Thanks for showing me what an air-curing barn looks like! I always thought those were just crappily built. “Well this barn looks nice, but that one looks like crap! Look- you can see light between the slats of wood! That can’t be good.” Now I know. Most of them are for air-curing tobacco. The rest ARE just crappily built barns. 🙂
Wonderful article!! You have photos of so many barns!
On Fri, Sep 23, 2016 at 6:51 AM, @judyschickens wrote:
> Judy’s Chickens posted: “It was the smoking barns that first drew me down > the rabbit hole of learning about the tobacco plant, Nicotiana. I had no > idea the billows of smoke that hovered around these barns came from a > curing process that has been used to preserve tobacco leaves fo” >
Thanks, Mary. We enjoy visiting farms.
I live on a farm in Robertson county. We used to raise tobacco. Years ago when one of our sons was around twelve we “gave him about an acre to raise his own tobacco. The whole family pitched in to help plant. I rode on the tobacco setter which is a large machine that has a kind of rotating wheel with slots which you put the tobacco plants in and then the machine plants them in the soil. It is much harder than it sounds. Not only is it rhythmic and you have to stay in sync with the rotation but you have to put the plant in the slot correctly. If you don’t, the plant gets planted upside down, with the roots sticking up in the air!

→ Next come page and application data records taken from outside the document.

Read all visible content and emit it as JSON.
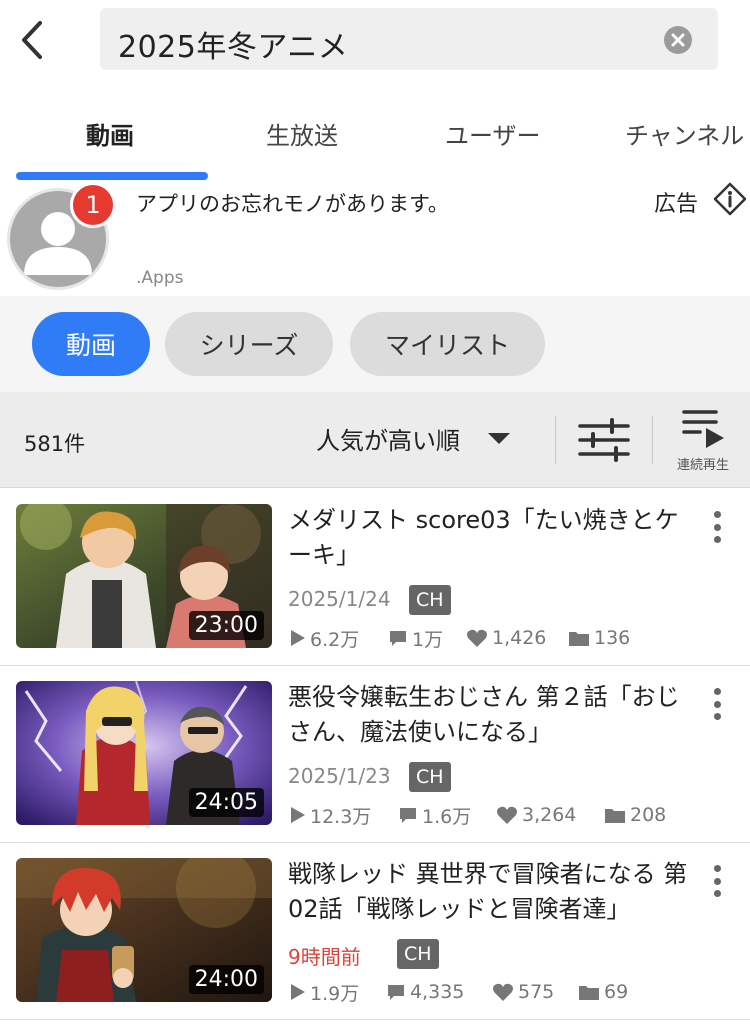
{
  "header": {
    "search_value": "2025年冬アニメ"
  },
  "tabs": [
    {
      "label": "動画",
      "active": true
    },
    {
      "label": "生放送",
      "active": false
    },
    {
      "label": "ユーザー",
      "active": false
    },
    {
      "label": "チャンネル",
      "active": false
    }
  ],
  "ad": {
    "badge_count": "1",
    "title": "アプリのお忘れモノがあります。",
    "source": ".Apps",
    "label": "広告"
  },
  "chips": [
    {
      "label": "動画",
      "active": true
    },
    {
      "label": "シリーズ",
      "active": false
    },
    {
      "label": "マイリスト",
      "active": false
    }
  ],
  "sortbar": {
    "count": "581件",
    "sort_label": "人気が高い順",
    "continuous_label": "連続再生"
  },
  "colors": {
    "accent": "#2f7cf6",
    "badge_red": "#e6392f",
    "recent_date": "#d6463c"
  },
  "videos": [
    {
      "title": "メダリスト score03「たい焼きとケーキ」",
      "duration": "23:00",
      "date": "2025/1/24",
      "date_recent": false,
      "badge": "CH",
      "views": "6.2万",
      "comments": "1万",
      "likes": "1,426",
      "mylists": "136"
    },
    {
      "title": "悪役令嬢転生おじさん 第２話「おじさん、魔法使いになる」",
      "duration": "24:05",
      "date": "2025/1/23",
      "date_recent": false,
      "badge": "CH",
      "views": "12.3万",
      "comments": "1.6万",
      "likes": "3,264",
      "mylists": "208"
    },
    {
      "title": "戦隊レッド 異世界で冒険者になる 第02話「戦隊レッドと冒険者達」",
      "duration": "24:00",
      "date": "9時間前",
      "date_recent": true,
      "badge": "CH",
      "views": "1.9万",
      "comments": "4,335",
      "likes": "575",
      "mylists": "69"
    }
  ]
}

Varina, thank you for taking the time to explain this process. I’m wondering if the machine is like the one I have photos of in my post about planting slips of sweet potatoes. If you get a chance, take a look at that post and let me know.
Also, I like the idea of the family getting involved in planting your son’s acre. A friend of mine wrote to tell me about the hanging process and how hard the work was, but how she had fond memories because the family did the work together.
My first job out of college was in the lower part of our state, where tobacco was the big thing. I worked in the agricultural extension service office and occasionally would tag along with one of the ag agents to take the soil temperature. (Still have no clue why they did that.) They laughed when the first time I wore sandals only to find out that walking out through a field was like walking through a bed of coals! The SC vocabulary was slightly different. They “cropped” tobacco to remove the tops. Stringing tobacco for hanging was a huge deal. About the time I was there, the change was being made to bulk curing. So glad I got to see those rickety (that’s what they looked like to me) old barns. The bulk barns just lacked the charm. The one thing I didn’t see while I was there was a tobacco auction. There was a huge one in our county. A few years later, all of that was gone. I was only in the lowcountry county for one year, but it’s a year I remember fondly.
I loved reading this. So your first job was with the local county ag office? Fantastic! And in sandals! I won’t go near a field now without long pants and boots, but I probably would have showed up in sandals, too. So young! Growing tobacco is hard very work, and as you know, most of it has to be done by hand. Most of the tobacco farmers I saw in KY were migrant workers from Mexico here for five months. When I shot the photos, it was 97 degrees, but they seem unfazed and continued to work at a good clip under the hot sun. Thanks for writing.